In 1953 after 25 years of test Harald retired from the role of chief test pilot to take over Westland's helicopter sales.[37]

Writing career[edit]

Harald demonstrated a talent for writing at an early age, winning his school's premier prize for literature.[38] His early books drew on personal experiences, such as I Flew with the Birds (1949), No Echo in the Sky (1958), and Airymouse (1967), In his later works he wrote about the history of the British aircraft industry: Architect of Wings (1985), a biography of the Avro designer Roy Chadwick, Wings across the World (1980), a history of British Airways, and a five-volume history of British aviation.

Bibliography[edit]

  • I Flew with the Birds (1949)
  • No Echo in the Sky (1958)
  • Airymouse (1967)
  • British Aviation The Pioneer Years 1903–1914 Putnam (1967)
  • British Aviation: The Great War And Armistice, 1915–1919 (1969)
  • British Aviation: Adventuring Years, 1920–1929 (1973)
  • British Aviation: Widening Horizons, 1930–1934 (1979)
  • British Aviation, The Ominous Skies, 1935–1939 (1980)
  • Wings across the World (1980)
  • Cloud Cuckooland (1981)
  • Adventure with Fate (1984)
  • Architect of Wings (1985)
  • An Ancient Air: A Biography of John Stringfellow of Chard, The Victorian Aeronautical Pioneer (1988),

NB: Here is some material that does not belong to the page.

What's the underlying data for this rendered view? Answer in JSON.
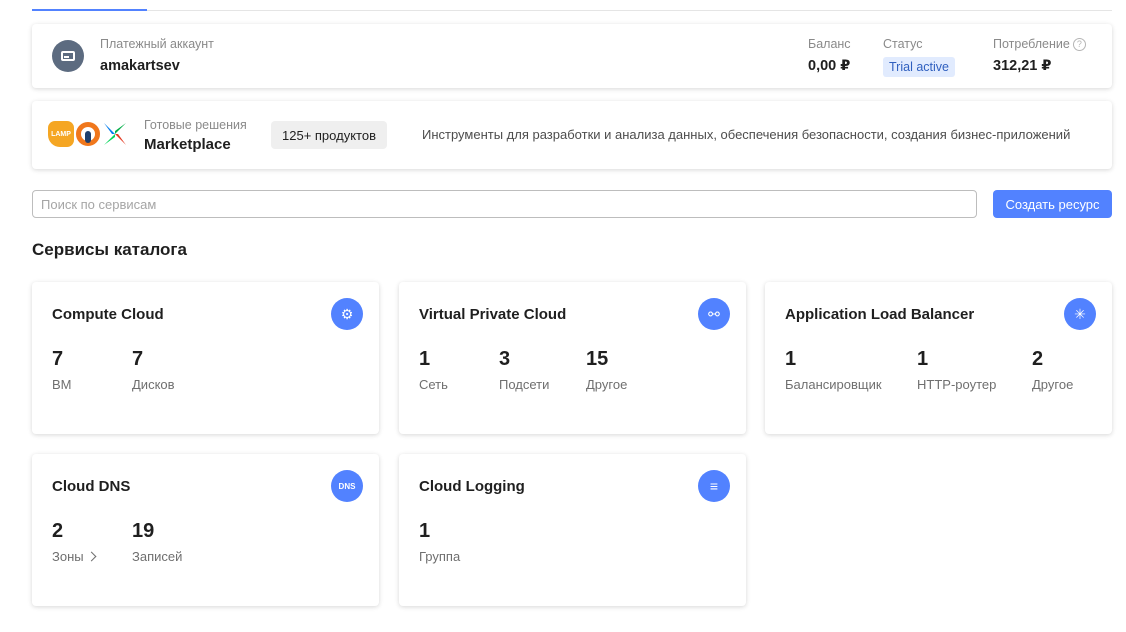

Notes[edit]

  1. ^ Major Laurence P. Openshaw MA was killed after a mid-air collision on 6 June 1927 while racing the Widgeon I at the Whitsun Air Meeting at Bournemouth

References[edit]

  1. ^ Flight 25 July 1946
  2. ^ Penrose 1935.
  3. ^ a b c Jarrett 1996.
  4. ^ Jarrett 2004.
  5. ^ Penrose 1984, p. 26.
  6. ^ Penrose 1984, p. 27.
  7. ^ Penrose 1984, p. 56.
  8. ^ Penrose 1984, p. 77.
  9. ^ Penrose 1984, p. 71.
  10. ^ Penrose 1984, p. 68.
  11. ^ Penrose 1984, p. 85.
  12. ^ Penrose 1984, p. 98.
  13. ^ Penrose 1984, p. 121.
  14. ^ Shore.
  15. ^ Penrose 1984, p. 163.
  16. ^ Penrose 1984, p. 175.
  17. ^ Penrose 1984, p. 177.
  18. ^ Penrose 1984, p. 179.
  19. ^ Penrose 1984, p. 185.
  20. ^ Penrose 1984, p. 199.
  21. ^ Penrose 1984, p. 204.
  22. ^ Penrose 1984, p. 193.
  23. ^ Penrose 1984, p. 203.
  24. ^ Penrose 1984, p. 223.
  25. ^ Penrose 1984, p. 211.
  26. ^ Penrose 1984, p. 225.
  27. ^ Penrose 1958, p. 108-115.
  28. ^ Penrose 1984, p. 264-265.
  29. ^ Penrose 1984, p. 242.
  30. ^ Penrose 1984, p. 246.
  31. ^ Penrose 1984, p. 275.
  32. ^ Penrose 1984, p. 251.
  33. ^ Penrose 1984, p. 123.
  34. ^ Penrose 1984, p. 232.
  35. ^ Penrose 1984, p. 247.
  36. ^ Penrose 1984, p. 281.
  37. ^ Penrose 1984, p. 283.
  38. ^ Penrose 1984, p. 17.

Cited sources[edit]

External links[edit]